_TASK DETAILS_: Line by line, copy the records below exactly.

Top of GIVEN DATA

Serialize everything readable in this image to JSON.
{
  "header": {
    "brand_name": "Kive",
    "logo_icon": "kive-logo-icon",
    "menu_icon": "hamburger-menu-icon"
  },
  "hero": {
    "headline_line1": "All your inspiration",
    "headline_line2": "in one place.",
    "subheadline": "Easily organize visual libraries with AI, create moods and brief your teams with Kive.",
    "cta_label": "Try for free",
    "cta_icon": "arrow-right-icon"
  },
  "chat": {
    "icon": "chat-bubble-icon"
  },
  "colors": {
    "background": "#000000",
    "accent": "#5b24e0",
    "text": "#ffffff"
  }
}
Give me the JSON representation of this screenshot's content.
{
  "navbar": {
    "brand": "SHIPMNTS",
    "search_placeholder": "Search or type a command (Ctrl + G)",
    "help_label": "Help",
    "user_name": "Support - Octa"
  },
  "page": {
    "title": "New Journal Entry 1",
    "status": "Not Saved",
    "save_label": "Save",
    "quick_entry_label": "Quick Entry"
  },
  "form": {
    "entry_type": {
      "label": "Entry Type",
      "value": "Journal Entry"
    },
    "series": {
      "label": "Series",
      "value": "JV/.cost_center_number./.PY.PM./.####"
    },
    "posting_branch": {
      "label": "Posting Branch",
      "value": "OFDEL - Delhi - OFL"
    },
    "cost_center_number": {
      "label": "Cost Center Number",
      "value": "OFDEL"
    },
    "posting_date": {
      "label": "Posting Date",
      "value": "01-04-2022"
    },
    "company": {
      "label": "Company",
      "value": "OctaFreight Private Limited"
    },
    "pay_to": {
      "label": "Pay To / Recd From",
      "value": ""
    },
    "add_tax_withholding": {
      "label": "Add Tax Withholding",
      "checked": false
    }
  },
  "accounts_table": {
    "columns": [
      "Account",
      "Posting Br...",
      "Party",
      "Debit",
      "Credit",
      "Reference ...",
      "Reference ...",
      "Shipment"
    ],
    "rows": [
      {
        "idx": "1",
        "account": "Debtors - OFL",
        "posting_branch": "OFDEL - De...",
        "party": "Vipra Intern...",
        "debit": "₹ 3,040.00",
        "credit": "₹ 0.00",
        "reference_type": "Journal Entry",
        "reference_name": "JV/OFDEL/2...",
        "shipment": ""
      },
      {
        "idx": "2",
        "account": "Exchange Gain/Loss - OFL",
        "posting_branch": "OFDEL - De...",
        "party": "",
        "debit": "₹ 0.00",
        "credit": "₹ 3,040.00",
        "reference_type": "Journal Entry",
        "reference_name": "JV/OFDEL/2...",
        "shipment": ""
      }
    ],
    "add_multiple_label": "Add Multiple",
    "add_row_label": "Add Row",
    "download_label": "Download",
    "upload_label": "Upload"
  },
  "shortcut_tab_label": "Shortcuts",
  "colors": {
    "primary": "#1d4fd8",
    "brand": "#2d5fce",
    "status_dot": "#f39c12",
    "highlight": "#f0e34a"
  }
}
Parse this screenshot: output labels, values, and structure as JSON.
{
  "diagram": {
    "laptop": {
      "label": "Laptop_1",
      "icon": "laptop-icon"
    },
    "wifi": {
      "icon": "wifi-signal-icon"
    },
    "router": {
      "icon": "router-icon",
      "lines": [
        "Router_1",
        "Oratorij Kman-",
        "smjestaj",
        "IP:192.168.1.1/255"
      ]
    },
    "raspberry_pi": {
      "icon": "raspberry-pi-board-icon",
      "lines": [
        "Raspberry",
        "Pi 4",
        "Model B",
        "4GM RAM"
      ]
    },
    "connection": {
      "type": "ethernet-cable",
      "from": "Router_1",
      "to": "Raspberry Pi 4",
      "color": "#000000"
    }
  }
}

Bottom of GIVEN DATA

_REPLY_:
Serialize everything readable in this image to JSON.
{
  "header": {
    "brand_name": "Kive",
    "logo_icon": "kive-logo-icon",
    "menu_icon": "hamburger-menu-icon"
  },
  "hero": {
    "headline_line1": "All your inspiration",
    "headline_line2": "in one place.",
    "subheadline": "Easily organize visual libraries with AI, create moods and brief your teams with Kive.",
    "cta_label": "Try for free",
    "cta_icon": "arrow-right-icon"
  },
  "chat": {
    "icon": "chat-bubble-icon"
  },
  "colors": {
    "background": "#000000",
    "accent": "#5b24e0",
    "text": "#ffffff"
  }
}
Give me the JSON representation of this screenshot's content.
{
  "navbar": {
    "brand": "SHIPMNTS",
    "search_placeholder": "Search or type a command (Ctrl + G)",
    "help_label": "Help",
    "user_name": "Support - Octa"
  },
  "page": {
    "title": "New Journal Entry 1",
    "status": "Not Saved",
    "save_label": "Save",
    "quick_entry_label": "Quick Entry"
  },
  "form": {
    "entry_type": {
      "label": "Entry Type",
      "value": "Journal Entry"
    },
    "series": {
      "label": "Series",
      "value": "JV/.cost_center_number./.PY.PM./.####"
    },
    "posting_branch": {
      "label": "Posting Branch",
      "value": "OFDEL - Delhi - OFL"
    },
    "cost_center_number": {
      "label": "Cost Center Number",
      "value": "OFDEL"
    },
    "posting_date": {
      "label": "Posting Date",
      "value": "01-04-2022"
    },
    "company": {
      "label": "Company",
      "value": "OctaFreight Private Limited"
    },
    "pay_to": {
      "label": "Pay To / Recd From",
      "value": ""
    },
    "add_tax_withholding": {
      "label": "Add Tax Withholding",
      "checked": false
    }
  },
  "accounts_table": {
    "columns": [
      "Account",
      "Posting Br...",
      "Party",
      "Debit",
      "Credit",
      "Reference ...",
      "Reference ...",
      "Shipment"
    ],
    "rows": [
      {
        "idx": "1",
        "account": "Debtors - OFL",
        "posting_branch": "OFDEL - De...",
        "party": "Vipra Intern...",
        "debit": "₹ 3,040.00",
        "credit": "₹ 0.00",
        "reference_type": "Journal Entry",
        "reference_name": "JV/OFDEL/2...",
        "shipment": ""
      },
      {
        "idx": "2",
        "account": "Exchange Gain/Loss - OFL",
        "posting_branch": "OFDEL - De...",
        "party": "",
        "debit": "₹ 0.00",
        "credit": "₹ 3,040.00",
        "reference_type": "Journal Entry",
        "reference_name": "JV/OFDEL/2...",
        "shipment": ""
      }
    ],
    "add_multiple_label": "Add Multiple",
    "add_row_label": "Add Row",
    "download_label": "Download",
    "upload_label": "Upload"
  },
  "shortcut_tab_label": "Shortcuts",
  "colors": {
    "primary": "#1d4fd8",
    "brand": "#2d5fce",
    "status_dot": "#f39c12",
    "highlight": "#f0e34a"
  }
}
Parse this screenshot: output labels, values, and structure as JSON.
{
  "diagram": {
    "laptop": {
      "label": "Laptop_1",
      "icon": "laptop-icon"
    },
    "wifi": {
      "icon": "wifi-signal-icon"
    },
    "router": {
      "icon": "router-icon",
      "lines": [
        "Router_1",
        "Oratorij Kman-",
        "smjestaj",
        "IP:192.168.1.1/255"
      ]
    },
    "raspberry_pi": {
      "icon": "raspberry-pi-board-icon",
      "lines": [
        "Raspberry",
        "Pi 4",
        "Model B",
        "4GM RAM"
      ]
    },
    "connection": {
      "type": "ethernet-cable",
      "from": "Router_1",
      "to": "Raspberry Pi 4",
      "color": "#000000"
    }
  }
}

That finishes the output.